Tony Blair is to announce the creation of four working parties to examine Labour policy for the next decade.
Tony Blair is to set up four working parties to discuss Labour's future
They will cover foreign policy, public services, economic competitiveness, security and migration.
Critics will claim Mr Blair, who says he will quit within a year, is seeking to entrench his legacy.
But a No 10 aide insisted the plan had been discussed with Gordon Brown and said it would show "the government is united and moving forward".
The findings are expected to help shape next year's Comprehensive Spending Review - traditionally outlined by Gordon Brown as chancellor - and a series of policy announcements up to next summer.
A Downing Street aide said: "The prime minister and the chancellor both agree that the key to success is a strong, unified agenda.
"This is a refreshed process which will be inclusive and provide solutions to the challenges which the UK faces.
"It will show the country that the government is united and moving forward and show the party the range of talented and able ministers who are making decisions at the heart of government."
Mr Blair is set to take up the theme of the challenges of the next decade in his farewell address to Labour's annual conference next week.

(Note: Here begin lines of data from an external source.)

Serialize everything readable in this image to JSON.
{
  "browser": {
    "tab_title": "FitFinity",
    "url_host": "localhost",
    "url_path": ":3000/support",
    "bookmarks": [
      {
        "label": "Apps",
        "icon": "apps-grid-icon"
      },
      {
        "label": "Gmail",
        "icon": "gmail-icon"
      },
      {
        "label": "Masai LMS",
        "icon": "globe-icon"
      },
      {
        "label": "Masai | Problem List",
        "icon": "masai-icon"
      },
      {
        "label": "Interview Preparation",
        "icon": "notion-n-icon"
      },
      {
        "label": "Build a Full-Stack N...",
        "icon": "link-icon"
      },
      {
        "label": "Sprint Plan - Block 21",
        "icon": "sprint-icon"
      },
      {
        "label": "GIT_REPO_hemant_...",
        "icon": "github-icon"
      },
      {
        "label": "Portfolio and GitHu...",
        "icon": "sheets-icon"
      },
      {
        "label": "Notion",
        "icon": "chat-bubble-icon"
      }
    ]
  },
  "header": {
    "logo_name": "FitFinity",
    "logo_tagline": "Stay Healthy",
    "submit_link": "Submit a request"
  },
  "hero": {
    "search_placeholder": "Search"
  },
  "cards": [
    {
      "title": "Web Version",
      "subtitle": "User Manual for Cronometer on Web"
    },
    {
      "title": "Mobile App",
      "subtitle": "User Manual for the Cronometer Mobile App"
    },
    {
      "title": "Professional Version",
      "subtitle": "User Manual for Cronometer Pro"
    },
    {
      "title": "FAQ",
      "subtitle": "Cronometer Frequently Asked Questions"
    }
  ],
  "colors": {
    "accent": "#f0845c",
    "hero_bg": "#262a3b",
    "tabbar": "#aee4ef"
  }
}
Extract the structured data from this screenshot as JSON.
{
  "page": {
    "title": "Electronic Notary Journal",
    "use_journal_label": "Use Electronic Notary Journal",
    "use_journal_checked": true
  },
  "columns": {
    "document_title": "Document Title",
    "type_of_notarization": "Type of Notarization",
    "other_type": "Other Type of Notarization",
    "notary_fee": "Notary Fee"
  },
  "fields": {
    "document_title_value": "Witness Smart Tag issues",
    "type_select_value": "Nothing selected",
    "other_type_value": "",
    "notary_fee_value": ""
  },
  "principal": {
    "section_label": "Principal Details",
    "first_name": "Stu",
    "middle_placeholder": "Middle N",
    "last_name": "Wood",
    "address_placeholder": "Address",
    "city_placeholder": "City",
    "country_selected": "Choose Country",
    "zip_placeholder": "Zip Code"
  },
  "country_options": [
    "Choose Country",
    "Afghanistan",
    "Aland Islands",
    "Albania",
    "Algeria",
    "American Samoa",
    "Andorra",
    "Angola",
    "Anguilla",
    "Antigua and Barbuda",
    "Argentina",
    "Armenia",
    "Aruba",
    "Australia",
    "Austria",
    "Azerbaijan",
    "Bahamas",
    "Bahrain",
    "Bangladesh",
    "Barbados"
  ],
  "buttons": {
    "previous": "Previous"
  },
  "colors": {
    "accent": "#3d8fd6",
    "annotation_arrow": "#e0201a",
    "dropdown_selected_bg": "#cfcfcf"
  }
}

He has told colleagues it will address the issues which the party must tackle to secure itself a fourth general election victory.